The YPG has seized some significant ground from rebel groups in northern Aleppo over the last few days. This is massively significant for several reasons. Probably most importantly for the course of the war, it puts a nail in the coffin for Sunni rebel groups in the north of the province. All accounts are that resistance has largely collapsed in the face of YPG advances. Assad grabbed up some territory around Irhas, while the YPG took Tal Rifaat. There are reports that rebel groups in Marea, which is now largely cut off from the rebel hinderland, and surrounded on three sides by ISIS, are considering handing over the city peacefully, though this has met resistance among other factions.

The YPG is certainly a winner here.
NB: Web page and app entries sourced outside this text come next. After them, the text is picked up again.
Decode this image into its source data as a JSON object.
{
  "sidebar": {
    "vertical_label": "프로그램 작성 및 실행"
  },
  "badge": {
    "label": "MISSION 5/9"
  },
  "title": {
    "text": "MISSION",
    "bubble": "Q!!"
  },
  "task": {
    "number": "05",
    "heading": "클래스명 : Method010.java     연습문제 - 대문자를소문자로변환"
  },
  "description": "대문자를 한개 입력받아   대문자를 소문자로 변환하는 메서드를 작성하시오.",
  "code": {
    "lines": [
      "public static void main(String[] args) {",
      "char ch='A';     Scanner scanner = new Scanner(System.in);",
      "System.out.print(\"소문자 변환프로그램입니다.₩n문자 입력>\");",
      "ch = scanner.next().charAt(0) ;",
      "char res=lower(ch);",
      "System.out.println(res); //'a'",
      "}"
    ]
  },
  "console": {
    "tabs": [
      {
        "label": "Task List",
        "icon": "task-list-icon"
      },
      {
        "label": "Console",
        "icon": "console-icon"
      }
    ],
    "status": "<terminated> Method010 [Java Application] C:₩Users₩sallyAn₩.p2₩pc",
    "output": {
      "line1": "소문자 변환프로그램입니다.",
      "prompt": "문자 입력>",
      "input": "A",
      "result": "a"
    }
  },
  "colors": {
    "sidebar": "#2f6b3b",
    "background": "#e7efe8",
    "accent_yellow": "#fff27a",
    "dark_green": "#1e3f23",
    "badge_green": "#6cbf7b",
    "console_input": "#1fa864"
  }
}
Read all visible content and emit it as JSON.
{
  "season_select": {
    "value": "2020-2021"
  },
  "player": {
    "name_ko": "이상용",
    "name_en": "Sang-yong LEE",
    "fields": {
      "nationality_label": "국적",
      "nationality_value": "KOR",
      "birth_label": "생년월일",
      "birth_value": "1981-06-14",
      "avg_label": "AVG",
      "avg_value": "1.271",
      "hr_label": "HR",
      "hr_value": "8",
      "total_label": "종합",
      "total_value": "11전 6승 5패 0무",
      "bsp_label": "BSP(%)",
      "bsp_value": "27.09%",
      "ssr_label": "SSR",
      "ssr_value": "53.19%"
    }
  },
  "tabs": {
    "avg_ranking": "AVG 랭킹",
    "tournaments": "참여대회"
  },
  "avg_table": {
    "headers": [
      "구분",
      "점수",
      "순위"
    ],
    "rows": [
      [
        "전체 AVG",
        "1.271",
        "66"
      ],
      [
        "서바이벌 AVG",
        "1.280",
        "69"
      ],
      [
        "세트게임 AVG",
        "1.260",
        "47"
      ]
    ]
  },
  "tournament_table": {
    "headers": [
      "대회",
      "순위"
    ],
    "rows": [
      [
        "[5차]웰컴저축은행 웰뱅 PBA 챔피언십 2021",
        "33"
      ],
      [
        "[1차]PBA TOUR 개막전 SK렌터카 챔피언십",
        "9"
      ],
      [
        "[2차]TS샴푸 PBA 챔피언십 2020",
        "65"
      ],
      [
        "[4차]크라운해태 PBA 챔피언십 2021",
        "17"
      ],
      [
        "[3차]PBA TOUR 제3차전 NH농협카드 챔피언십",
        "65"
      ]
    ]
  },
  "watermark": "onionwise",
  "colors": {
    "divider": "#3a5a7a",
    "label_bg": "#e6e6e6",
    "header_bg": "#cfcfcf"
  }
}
They’ve managed to move closer to connecting their cantons, probably the most important strategic goal for the PYD, and now have a direct connection to ISIS held territory in both the east and west. It will be much harder for any international actor, Turkey included to justify bombing or intervention against the YPG when it’s solely a fight against ISIS (or at least can be presented as such). Which is probably the reason the group’s advance made a beeline to the south-east, this puts as much distance as possible between the YPG and the Turkish border and gives them the best chance to get a frontline with ISIS in the west. Probably the only time anyone has ever or will ever want to share a border with ISIS….

The biggest winner, however, is Assad. The YPG has pretty clearly lined up with the regime here, the prevalence of Russian airstrikes in direct support of YPG combat operations pretty much proves that. Whether that alignment is permanent or merely one of convenience to secure territory in this specific instance is an open question. Strategically, Assad has secured his northern front in Aleppo, whatever happens with the rebel rump territory there he can practically ignore, allowing more forces to be deployed to Aleppo’s east (against ISIS, around Kweires air base) and west (against Sunni rebels and their final supply lines).

Also, sidenote, but in the map above (if you click the link), Assad is making another push towards Tabqah airbase in Raqqa. As often happens when I’m making maps, I get a little carried away and don’t know when to stop, regardless of the relevance. Supposedly troops are within 25km of the base.

One clap, two clap, three clap, forty?

By clapping more or less, you can signal to us which stories really stand out.